=== Begin Enclosure ===
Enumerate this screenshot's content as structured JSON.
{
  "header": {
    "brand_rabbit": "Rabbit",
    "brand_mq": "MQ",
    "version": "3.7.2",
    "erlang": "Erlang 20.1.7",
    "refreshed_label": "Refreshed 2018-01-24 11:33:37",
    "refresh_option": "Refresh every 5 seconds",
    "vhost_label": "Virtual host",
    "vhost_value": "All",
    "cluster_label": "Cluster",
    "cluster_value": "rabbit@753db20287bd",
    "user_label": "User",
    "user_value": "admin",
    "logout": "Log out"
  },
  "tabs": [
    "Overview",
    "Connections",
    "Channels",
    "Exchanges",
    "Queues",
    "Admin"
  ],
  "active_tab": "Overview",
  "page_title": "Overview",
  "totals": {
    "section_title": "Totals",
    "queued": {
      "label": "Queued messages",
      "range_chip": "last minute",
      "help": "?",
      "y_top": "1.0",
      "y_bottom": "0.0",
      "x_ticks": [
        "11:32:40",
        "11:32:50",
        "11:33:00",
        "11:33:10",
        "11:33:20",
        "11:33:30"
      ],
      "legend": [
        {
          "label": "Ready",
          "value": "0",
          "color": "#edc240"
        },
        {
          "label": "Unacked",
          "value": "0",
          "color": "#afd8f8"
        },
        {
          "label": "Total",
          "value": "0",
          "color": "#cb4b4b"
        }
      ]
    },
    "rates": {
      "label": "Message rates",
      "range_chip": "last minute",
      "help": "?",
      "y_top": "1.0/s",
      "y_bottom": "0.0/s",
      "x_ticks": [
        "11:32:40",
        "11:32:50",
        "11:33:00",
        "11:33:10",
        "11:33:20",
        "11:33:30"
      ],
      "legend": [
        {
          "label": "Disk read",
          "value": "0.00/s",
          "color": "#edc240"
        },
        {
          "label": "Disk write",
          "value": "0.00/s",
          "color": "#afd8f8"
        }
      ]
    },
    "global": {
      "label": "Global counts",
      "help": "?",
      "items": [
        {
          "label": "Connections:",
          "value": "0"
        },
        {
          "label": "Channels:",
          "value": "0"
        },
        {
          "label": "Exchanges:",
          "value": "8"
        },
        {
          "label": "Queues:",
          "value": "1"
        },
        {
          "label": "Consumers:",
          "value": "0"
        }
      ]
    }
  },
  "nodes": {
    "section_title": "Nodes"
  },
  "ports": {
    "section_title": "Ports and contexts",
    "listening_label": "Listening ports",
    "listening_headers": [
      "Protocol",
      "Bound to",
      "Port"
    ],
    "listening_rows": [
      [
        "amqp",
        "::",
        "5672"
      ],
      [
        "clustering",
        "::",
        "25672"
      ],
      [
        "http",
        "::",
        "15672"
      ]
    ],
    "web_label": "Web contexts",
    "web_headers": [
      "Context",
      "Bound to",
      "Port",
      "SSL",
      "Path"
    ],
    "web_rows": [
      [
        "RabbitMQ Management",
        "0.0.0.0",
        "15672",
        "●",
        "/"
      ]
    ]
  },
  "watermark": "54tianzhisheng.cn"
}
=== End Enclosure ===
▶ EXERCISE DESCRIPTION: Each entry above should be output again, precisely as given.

▶ RESULT OF THE EXERCISE:
Enumerate this screenshot's content as structured JSON.
{
  "header": {
    "brand_rabbit": "Rabbit",
    "brand_mq": "MQ",
    "version": "3.7.2",
    "erlang": "Erlang 20.1.7",
    "refreshed_label": "Refreshed 2018-01-24 11:33:37",
    "refresh_option": "Refresh every 5 seconds",
    "vhost_label": "Virtual host",
    "vhost_value": "All",
    "cluster_label": "Cluster",
    "cluster_value": "rabbit@753db20287bd",
    "user_label": "User",
    "user_value": "admin",
    "logout": "Log out"
  },
  "tabs": [
    "Overview",
    "Connections",
    "Channels",
    "Exchanges",
    "Queues",
    "Admin"
  ],
  "active_tab": "Overview",
  "page_title": "Overview",
  "totals": {
    "section_title": "Totals",
    "queued": {
      "label": "Queued messages",
      "range_chip": "last minute",
      "help": "?",
      "y_top": "1.0",
      "y_bottom": "0.0",
      "x_ticks": [
        "11:32:40",
        "11:32:50",
        "11:33:00",
        "11:33:10",
        "11:33:20",
        "11:33:30"
      ],
      "legend": [
        {
          "label": "Ready",
          "value": "0",
          "color": "#edc240"
        },
        {
          "label": "Unacked",
          "value": "0",
          "color": "#afd8f8"
        },
        {
          "label": "Total",
          "value": "0",
          "color": "#cb4b4b"
        }
      ]
    },
    "rates": {
      "label": "Message rates",
      "range_chip": "last minute",
      "help": "?",
      "y_top": "1.0/s",
      "y_bottom": "0.0/s",
      "x_ticks": [
        "11:32:40",
        "11:32:50",
        "11:33:00",
        "11:33:10",
        "11:33:20",
        "11:33:30"
      ],
      "legend": [
        {
          "label": "Disk read",
          "value": "0.00/s",
          "color": "#edc240"
        },
        {
          "label": "Disk write",
          "value": "0.00/s",
          "color": "#afd8f8"
        }
      ]
    },
    "global": {
      "label": "Global counts",
      "help": "?",
      "items": [
        {
          "label": "Connections:",
          "value": "0"
        },
        {
          "label": "Channels:",
          "value": "0"
        },
        {
          "label": "Exchanges:",
          "value": "8"
        },
        {
          "label": "Queues:",
          "value": "1"
        },
        {
          "label": "Consumers:",
          "value": "0"
        }
      ]
    }
  },
  "nodes": {
    "section_title": "Nodes"
  },
  "ports": {
    "section_title": "Ports and contexts",
    "listening_label": "Listening ports",
    "listening_headers": [
      "Protocol",
      "Bound to",
      "Port"
    ],
    "listening_rows": [
      [
        "amqp",
        "::",
        "5672"
      ],
      [
        "clustering",
        "::",
        "25672"
      ],
      [
        "http",
        "::",
        "15672"
      ]
    ],
    "web_label": "Web contexts",
    "web_headers": [
      "Context",
      "Bound to",
      "Port",
      "SSL",
      "Path"
    ],
    "web_rows": [
      [
        "RabbitMQ Management",
        "0.0.0.0",
        "15672",
        "●",
        "/"
      ]
    ]
  },
  "watermark": "54tianzhisheng.cn"
}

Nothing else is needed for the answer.